ENTRIES SUPPLIED
[Start of Attachment]

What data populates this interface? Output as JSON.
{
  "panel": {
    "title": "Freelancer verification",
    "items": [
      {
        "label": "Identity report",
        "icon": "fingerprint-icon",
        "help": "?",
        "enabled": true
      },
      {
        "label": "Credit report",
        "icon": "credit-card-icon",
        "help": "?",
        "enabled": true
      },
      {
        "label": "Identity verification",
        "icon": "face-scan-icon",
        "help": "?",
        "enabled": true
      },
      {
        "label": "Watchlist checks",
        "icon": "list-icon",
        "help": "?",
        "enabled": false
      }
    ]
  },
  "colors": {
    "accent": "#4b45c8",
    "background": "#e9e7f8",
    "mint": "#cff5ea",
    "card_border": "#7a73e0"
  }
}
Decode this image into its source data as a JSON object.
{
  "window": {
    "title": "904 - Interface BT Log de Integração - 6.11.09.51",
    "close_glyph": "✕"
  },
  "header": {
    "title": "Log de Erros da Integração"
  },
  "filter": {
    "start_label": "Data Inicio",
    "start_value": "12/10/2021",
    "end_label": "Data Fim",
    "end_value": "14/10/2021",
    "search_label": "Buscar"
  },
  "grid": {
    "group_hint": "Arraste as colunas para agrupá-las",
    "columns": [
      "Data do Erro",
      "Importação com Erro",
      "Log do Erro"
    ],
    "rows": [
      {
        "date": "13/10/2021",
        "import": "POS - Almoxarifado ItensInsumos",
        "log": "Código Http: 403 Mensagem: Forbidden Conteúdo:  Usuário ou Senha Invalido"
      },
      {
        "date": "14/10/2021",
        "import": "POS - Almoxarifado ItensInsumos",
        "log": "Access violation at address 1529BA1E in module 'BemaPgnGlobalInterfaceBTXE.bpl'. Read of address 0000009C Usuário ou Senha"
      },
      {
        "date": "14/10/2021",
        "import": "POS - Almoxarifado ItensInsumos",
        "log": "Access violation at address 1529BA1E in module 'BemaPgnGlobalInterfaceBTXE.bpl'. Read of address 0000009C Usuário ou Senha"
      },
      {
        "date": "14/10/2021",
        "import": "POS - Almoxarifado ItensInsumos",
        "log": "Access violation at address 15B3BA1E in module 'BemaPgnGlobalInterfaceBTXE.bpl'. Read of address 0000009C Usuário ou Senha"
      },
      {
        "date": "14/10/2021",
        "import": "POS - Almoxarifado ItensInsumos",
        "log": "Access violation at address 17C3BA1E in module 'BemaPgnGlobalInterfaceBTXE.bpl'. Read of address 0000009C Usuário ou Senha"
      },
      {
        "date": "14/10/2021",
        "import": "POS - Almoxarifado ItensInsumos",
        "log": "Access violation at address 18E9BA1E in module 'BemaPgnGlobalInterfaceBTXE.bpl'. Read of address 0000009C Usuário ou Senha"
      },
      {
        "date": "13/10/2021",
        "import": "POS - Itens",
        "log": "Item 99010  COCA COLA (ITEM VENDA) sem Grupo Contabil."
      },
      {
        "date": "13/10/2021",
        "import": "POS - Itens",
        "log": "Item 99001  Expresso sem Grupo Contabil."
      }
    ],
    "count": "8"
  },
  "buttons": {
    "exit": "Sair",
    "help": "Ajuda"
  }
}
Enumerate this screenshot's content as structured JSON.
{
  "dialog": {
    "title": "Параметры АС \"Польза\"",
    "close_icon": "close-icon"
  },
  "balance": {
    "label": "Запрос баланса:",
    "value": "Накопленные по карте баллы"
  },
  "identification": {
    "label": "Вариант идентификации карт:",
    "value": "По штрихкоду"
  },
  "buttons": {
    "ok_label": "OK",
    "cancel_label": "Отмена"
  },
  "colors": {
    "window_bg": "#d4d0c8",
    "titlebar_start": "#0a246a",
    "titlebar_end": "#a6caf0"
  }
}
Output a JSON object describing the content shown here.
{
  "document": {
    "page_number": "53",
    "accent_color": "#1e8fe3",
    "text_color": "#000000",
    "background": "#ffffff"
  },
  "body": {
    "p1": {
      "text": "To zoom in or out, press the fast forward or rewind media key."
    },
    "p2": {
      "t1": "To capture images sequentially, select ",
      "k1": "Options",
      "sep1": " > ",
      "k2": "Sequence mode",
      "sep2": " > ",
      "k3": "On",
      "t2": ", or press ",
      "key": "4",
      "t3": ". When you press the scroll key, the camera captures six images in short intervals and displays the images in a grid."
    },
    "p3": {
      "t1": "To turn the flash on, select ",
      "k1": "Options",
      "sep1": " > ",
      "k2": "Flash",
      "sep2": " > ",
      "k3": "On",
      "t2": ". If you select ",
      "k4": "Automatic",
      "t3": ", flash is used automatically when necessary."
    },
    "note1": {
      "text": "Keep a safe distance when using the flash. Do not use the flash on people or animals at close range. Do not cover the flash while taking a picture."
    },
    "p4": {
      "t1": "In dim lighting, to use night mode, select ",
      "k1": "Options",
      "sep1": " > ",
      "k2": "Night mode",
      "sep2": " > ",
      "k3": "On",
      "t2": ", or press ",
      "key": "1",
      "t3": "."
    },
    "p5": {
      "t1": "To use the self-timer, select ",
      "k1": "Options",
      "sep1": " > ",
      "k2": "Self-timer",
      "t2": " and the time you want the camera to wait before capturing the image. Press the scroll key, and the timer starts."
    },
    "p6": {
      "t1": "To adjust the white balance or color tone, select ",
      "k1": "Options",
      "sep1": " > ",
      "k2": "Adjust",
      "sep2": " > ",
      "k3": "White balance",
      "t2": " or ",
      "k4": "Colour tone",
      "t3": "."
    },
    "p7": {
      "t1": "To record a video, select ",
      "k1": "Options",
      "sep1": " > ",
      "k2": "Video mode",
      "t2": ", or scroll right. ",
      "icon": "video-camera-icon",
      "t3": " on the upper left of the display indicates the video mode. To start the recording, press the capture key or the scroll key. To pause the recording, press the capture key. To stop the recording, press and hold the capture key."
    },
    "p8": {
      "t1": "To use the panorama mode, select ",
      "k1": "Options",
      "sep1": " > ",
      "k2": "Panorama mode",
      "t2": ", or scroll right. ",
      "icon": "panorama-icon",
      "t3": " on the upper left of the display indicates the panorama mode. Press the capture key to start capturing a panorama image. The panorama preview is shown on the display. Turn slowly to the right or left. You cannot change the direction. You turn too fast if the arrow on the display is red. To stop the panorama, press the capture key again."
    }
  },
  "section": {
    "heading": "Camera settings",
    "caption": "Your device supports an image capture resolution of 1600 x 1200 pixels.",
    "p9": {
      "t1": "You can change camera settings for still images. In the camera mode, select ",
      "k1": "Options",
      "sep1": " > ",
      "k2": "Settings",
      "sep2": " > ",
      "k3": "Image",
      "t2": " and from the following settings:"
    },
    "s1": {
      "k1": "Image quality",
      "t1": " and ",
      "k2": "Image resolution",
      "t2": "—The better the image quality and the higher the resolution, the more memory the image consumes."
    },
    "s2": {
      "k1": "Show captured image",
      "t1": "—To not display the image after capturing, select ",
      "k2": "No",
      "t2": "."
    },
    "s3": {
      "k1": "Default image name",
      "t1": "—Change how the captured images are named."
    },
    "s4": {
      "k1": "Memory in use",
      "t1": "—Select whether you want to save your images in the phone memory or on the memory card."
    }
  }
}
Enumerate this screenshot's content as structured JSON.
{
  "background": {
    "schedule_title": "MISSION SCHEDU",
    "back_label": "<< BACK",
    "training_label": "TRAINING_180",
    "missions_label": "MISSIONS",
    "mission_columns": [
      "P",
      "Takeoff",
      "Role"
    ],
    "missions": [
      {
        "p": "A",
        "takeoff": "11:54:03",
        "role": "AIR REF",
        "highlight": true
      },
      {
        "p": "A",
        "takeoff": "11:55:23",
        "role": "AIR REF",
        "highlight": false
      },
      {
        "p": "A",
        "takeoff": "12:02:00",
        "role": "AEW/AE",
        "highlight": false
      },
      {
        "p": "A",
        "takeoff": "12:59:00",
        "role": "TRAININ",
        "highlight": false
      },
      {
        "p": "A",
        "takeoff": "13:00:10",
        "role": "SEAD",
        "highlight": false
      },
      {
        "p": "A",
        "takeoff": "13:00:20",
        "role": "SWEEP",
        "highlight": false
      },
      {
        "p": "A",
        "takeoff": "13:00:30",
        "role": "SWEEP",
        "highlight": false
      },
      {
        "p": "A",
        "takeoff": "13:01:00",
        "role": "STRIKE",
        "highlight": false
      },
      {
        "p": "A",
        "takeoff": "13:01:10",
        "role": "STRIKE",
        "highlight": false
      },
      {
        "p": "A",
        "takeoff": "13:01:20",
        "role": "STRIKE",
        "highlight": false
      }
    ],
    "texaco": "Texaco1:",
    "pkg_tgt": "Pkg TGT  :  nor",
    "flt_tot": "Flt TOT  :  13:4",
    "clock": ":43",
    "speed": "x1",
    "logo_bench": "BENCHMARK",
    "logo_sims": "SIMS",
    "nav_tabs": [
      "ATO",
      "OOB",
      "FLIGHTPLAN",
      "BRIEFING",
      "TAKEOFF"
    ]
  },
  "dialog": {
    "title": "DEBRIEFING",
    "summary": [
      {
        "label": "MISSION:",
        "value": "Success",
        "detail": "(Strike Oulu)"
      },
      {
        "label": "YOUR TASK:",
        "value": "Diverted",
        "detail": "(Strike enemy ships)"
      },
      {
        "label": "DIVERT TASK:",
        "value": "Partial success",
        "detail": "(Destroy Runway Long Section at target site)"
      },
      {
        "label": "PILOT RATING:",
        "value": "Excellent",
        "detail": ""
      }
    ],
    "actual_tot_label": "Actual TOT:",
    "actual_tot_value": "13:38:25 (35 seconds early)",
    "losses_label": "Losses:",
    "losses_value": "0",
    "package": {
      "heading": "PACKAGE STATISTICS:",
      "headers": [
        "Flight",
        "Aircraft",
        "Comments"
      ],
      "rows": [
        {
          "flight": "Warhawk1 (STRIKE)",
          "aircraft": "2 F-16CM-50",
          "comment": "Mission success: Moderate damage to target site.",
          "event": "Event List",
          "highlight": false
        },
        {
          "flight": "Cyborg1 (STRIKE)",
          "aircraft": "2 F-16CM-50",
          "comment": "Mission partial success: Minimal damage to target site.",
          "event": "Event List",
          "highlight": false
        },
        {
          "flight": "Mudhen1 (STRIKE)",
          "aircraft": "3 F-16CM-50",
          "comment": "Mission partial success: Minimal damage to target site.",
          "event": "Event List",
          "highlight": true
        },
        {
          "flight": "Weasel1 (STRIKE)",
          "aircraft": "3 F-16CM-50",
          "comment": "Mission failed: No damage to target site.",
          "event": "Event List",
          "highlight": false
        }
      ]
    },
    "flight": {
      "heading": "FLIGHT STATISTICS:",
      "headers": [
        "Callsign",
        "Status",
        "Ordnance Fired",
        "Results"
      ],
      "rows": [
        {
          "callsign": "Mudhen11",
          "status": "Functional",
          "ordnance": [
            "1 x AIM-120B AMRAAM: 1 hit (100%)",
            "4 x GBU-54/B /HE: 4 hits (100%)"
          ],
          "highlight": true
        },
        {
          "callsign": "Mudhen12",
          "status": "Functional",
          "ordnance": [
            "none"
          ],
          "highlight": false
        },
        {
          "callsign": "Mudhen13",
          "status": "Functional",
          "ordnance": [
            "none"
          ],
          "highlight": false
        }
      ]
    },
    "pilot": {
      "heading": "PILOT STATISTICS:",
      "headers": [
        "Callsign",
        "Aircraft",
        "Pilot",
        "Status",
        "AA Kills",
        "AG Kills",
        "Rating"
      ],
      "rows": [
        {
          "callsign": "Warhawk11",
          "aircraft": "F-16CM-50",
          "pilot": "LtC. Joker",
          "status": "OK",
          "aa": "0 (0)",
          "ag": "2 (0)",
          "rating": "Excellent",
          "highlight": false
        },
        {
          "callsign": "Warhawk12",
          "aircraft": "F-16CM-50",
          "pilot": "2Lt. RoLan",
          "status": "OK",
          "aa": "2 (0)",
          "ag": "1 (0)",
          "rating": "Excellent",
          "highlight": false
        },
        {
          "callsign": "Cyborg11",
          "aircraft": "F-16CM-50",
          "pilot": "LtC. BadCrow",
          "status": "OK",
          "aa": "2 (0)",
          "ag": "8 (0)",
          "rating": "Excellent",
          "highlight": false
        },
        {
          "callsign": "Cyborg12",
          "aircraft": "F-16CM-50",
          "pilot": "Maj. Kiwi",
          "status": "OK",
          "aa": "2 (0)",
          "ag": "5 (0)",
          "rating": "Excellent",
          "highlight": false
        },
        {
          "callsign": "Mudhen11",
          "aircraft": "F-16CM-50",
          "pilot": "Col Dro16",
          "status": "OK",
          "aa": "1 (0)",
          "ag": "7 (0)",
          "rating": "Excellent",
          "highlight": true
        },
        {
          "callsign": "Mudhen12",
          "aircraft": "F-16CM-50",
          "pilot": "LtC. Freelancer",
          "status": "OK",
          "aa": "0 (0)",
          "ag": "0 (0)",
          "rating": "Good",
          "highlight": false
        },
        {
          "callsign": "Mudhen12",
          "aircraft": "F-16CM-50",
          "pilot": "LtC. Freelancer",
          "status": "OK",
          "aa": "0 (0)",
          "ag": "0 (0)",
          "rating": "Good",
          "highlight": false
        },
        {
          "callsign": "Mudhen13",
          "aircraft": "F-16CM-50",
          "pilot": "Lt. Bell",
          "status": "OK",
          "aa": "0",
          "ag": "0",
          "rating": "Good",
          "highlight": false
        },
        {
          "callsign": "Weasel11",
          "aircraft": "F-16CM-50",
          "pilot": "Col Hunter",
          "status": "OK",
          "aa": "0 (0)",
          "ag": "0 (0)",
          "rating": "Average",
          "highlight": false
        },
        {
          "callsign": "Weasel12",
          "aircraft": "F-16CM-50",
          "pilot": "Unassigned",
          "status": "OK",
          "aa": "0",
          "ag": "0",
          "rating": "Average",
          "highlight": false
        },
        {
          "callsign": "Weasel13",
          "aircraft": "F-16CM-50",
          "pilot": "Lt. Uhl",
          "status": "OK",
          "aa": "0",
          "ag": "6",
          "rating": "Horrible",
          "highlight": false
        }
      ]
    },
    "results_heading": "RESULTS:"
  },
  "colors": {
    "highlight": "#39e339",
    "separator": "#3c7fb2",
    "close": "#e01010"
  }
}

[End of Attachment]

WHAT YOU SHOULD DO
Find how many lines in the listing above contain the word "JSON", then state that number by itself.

ANSWER TO THE PROBLEM
5